static void Main(string args)
[Obsolete("Use the BetterMethod instead")]
public static void ObsoleteOne()
Console.WriteLine("This is a bad method");
public static void BetterMethod()
Console.WriteLine("This is a better method");
Used in this manner, the attribute will caused a warning to be generated like so:
In our discussion on using the attribute my former co-worker pointed out that the attribute can also be used to create a compiler error, simply by changing the code to (notice the 2nd boolean parameter):
[Obsolete("Use the BetterMethod instead", true)]
public static void ObsoleteOne()

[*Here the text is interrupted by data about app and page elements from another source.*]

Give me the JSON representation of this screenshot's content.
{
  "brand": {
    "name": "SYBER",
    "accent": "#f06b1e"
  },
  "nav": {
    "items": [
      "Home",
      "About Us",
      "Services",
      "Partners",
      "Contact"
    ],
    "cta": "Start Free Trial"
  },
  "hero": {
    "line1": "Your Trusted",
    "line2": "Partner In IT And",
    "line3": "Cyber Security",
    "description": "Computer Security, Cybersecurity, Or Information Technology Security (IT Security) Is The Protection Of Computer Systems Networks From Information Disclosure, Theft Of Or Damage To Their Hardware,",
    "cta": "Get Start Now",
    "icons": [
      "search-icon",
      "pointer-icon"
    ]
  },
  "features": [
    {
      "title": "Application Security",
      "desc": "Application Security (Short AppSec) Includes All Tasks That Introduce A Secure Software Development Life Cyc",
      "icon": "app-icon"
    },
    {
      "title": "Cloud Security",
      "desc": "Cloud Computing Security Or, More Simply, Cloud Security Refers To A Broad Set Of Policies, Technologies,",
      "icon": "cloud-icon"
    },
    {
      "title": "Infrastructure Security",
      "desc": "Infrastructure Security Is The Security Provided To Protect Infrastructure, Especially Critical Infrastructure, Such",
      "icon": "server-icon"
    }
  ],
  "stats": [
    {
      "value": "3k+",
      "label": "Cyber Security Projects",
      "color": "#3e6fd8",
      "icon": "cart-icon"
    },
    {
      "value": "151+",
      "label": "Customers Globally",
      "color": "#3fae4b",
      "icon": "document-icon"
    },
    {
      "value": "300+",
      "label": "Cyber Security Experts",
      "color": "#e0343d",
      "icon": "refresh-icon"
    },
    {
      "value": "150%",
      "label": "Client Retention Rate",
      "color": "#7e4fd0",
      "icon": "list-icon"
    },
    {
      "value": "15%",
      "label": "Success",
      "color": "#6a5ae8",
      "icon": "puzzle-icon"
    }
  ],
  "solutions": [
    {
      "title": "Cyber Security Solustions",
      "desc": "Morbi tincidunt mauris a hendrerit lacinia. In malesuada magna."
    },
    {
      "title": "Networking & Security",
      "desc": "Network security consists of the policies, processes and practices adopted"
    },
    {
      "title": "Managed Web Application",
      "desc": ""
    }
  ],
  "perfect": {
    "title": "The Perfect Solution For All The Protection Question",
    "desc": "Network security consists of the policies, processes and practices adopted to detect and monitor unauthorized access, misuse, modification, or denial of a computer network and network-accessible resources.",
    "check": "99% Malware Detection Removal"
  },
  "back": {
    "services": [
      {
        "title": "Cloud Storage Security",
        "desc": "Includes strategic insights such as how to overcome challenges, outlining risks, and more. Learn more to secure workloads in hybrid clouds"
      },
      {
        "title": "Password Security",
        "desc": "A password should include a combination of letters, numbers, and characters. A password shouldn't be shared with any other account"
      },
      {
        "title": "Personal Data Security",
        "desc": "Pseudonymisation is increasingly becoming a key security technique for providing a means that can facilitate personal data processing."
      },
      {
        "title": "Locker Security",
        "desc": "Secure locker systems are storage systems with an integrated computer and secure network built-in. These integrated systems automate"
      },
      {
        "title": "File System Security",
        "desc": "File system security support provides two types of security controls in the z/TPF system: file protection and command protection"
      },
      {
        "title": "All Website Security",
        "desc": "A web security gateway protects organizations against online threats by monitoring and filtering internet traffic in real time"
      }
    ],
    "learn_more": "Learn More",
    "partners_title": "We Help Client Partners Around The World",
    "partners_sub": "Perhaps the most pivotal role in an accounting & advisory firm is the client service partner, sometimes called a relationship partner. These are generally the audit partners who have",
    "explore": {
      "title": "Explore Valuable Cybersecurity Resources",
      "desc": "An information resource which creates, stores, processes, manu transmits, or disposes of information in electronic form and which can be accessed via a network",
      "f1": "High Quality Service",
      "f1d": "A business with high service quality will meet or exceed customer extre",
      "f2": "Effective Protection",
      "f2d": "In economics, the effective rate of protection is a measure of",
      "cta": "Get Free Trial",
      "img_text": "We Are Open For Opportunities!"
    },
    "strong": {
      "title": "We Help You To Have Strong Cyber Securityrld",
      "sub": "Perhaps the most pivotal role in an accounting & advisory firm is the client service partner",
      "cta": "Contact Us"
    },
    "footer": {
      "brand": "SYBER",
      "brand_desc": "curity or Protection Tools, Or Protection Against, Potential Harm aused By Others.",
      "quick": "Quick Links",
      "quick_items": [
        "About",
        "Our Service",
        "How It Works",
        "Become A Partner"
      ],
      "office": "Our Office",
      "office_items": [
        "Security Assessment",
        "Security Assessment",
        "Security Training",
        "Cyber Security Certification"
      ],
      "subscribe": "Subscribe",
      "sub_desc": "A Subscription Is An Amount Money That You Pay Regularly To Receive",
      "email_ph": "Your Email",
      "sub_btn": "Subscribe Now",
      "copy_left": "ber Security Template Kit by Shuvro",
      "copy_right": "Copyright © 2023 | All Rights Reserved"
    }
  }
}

Console.WriteLine("This is a bad method");
This will result in a compiler error as follows:
In my project I didn’t use this- when references to the old code were removed, I simply removed the obsolete methods. In an API which you distribute to multiple consumers, you obviously don’t have that luxury, and I can see this overload being useful. It is important to remember that this attribute is useful for classes, structs, enums, constructors, properties, fields, events, interfaces or delegates as well as methods.
When deprecating it is important to suggest how developers using your code should fix the issue. For example if you use the deprecated class System.Web.Mail.MailMessage, you will receive the following useful compiler warning:
This tells the consumer that the method is obsolete, what the recommended alternative is and where to go to find further help- which unfortunately in this case seems to redirect to a generic .NET Framework page (woops)! I’m sure any competent developer can quickly work out that they should use System.Net.Mail.MailMessage instead though!